Two topics caught my special attention today – PLM “platformizaiton” and PLM “PLM obsolescence”. I want to share my observations and thoughts about it after presentations and discussion at CIMdata forum.
This is a new buzzword CIMdata is coming to discuss a broad trend in PLM industry. How existing PLM products and tools will be transformed into “business platforms”? In my view, the topic is important but controversial. It is going back to the reality of many PLM implementations – a diverse set of tools used by a company in a different areas of design, engineering, manufacturing, supply chain, etc. “Platformization” is a process, which supposed to run product development differently, innovate and transform PLM tools into new type of business process.
In my view, the discussion about platform is very important. It can make PLM industry more integrated and open. However, it raises many questions: 1/ What is a difference between business platform and integrated set of tools. 2/ How platforms delivered by PLM vendors will form a business platform for a specific customer; 3/ How multiple platforms will co-exist in a universe of large and small manufacturing companies.
According to CIMdata, “platformization” is not coming to replace PLM, but supposed to bring a better vision of PLM business and innovation.
What is a lifecycle of PLM implementation? How often companies are replacing PLM systems? How to create a sustainable product development environment which will support manufacturing company for a period of product lifecycle (some of them are 25+ years)? These are very interesting and important questions.
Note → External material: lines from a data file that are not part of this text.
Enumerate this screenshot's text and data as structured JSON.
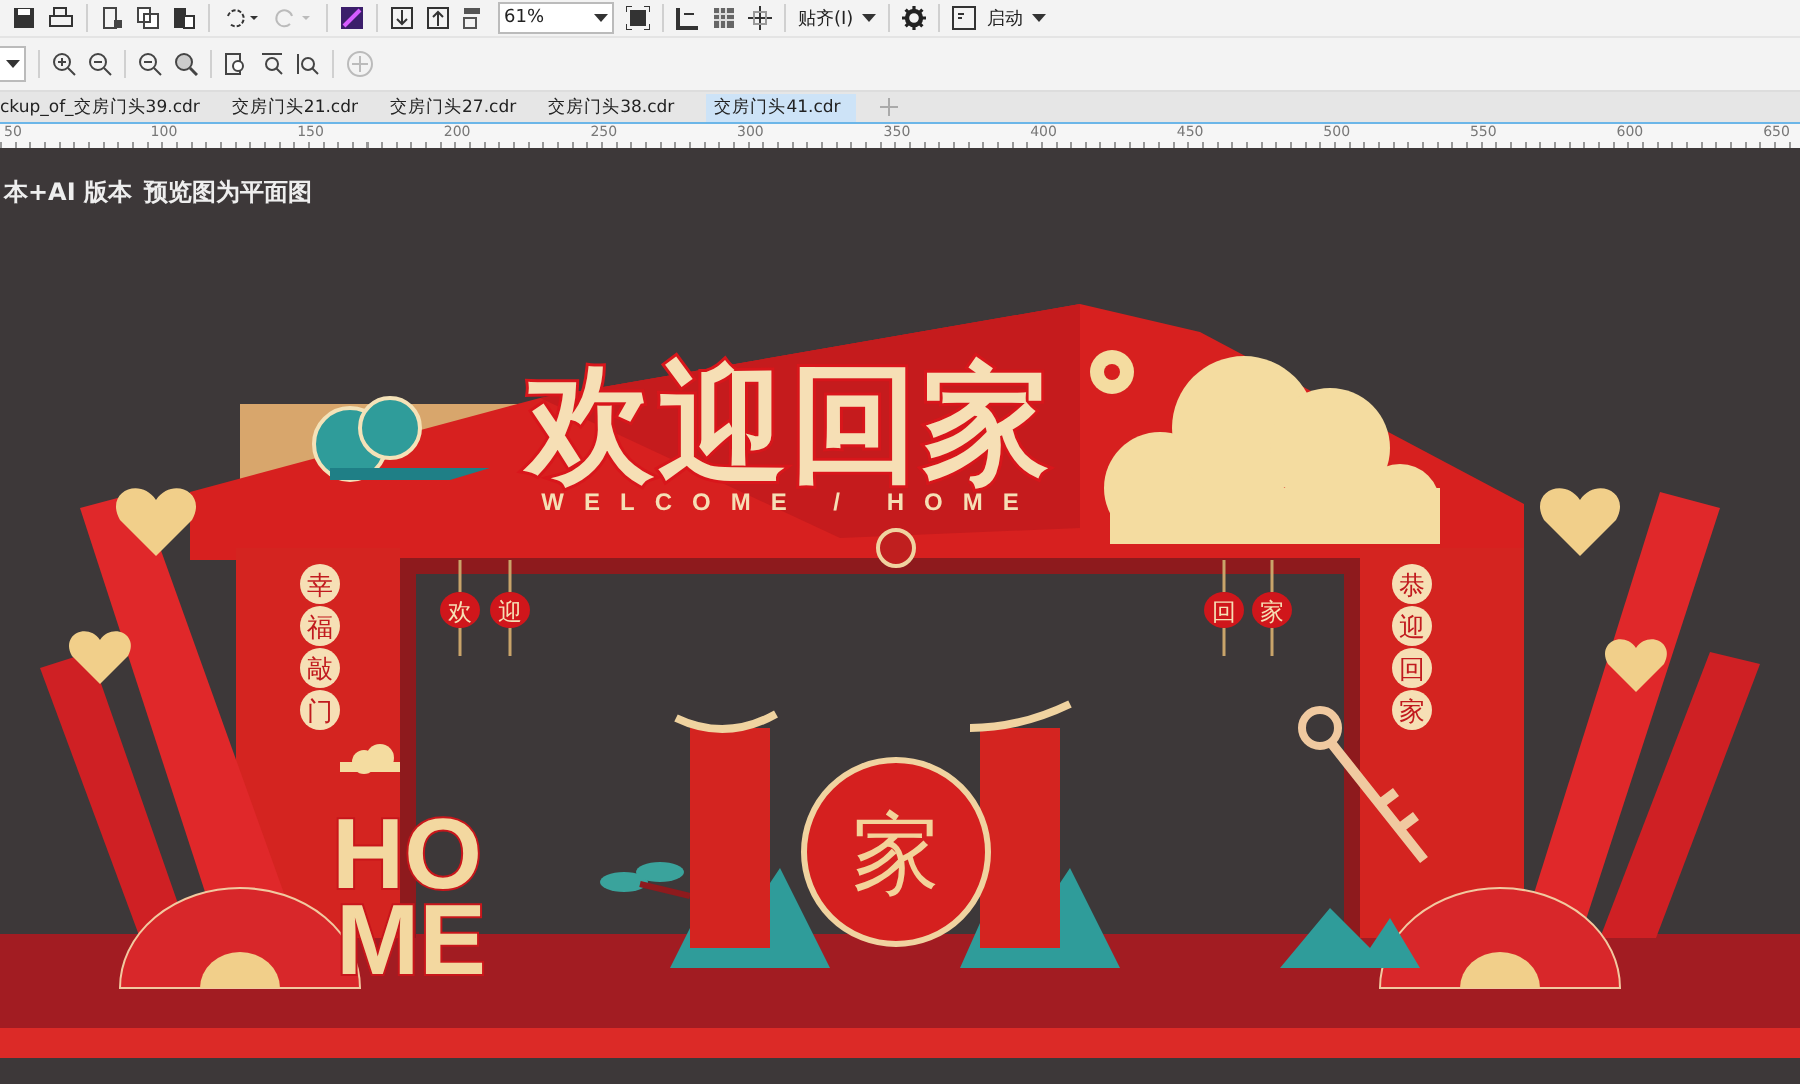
{
  "toolbar": {
    "zoom_value": "61%",
    "snap_label": "贴齐(I)",
    "launch_label": "启动"
  },
  "tabs": [
    {
      "label": "ckup_of_交房门头39.cdr",
      "selected": false
    },
    {
      "label": "交房门头21.cdr",
      "selected": false
    },
    {
      "label": "交房门头27.cdr",
      "selected": false
    },
    {
      "label": "交房门头38.cdr",
      "selected": false
    },
    {
      "label": "交房门头41.cdr",
      "selected": true
    }
  ],
  "ruler": {
    "labels": [
      "50",
      "100",
      "150",
      "200",
      "250",
      "300",
      "350",
      "400",
      "450",
      "500",
      "550",
      "600",
      "650"
    ]
  },
  "canvas": {
    "notes": [
      "本+AI 版本",
      "预览图为平面图"
    ],
    "artwork": {
      "title": "欢迎回家",
      "subtitle": "WELCOME / HOME",
      "left_banner": "幸福敲门",
      "right_banner": "恭迎回家",
      "lanterns": [
        "欢",
        "迎",
        "回",
        "家"
      ],
      "home_top": "HO",
      "home_bottom": "ME",
      "center_character": "家"
    }
  }
}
Manufacturing companies are seriously concerned about sustainability of PLM platforms and tools. To replace PLM system was often a very painful process. Companies often considered this step only after PLM vendors stopped to develop and support PLM products. A traditional approach of “rip and replace” was criticized by customers, vendors and industry community. At the same time, vendors and customers didn’t find many alternatives to a brutal process of PLM platform replacements. In my view, cloud can impact PLM platform sustainability because of increased interest of vendors to support software lifecycle.
What is my conclusion? I found platformization and obsolescence topics connected. Here is the thing… Vendors and customers are concerned about sustainability and progress of PLM platform development. The “rip and replace” approach was always problematic for customers and manufacturing vendors. Even so, many vendors handled that in the past. We are coming to the point of time when customers won’t be able to afford a big bang PLM replacement processes. The fundamental issue is to rethink the way we are managing product lifecycle – existing PLM paradigm. Industry is looking how to make continues delivery of PLM platforms together with new solutions. Companies are more connected these days. Future PLM solutions should enable collaboration between different players in PLM eco-system and remain sustainable for a long time. Just my thoughts..
Image courtesy of KROMKRATHOG at FreeDigitalPhotos.net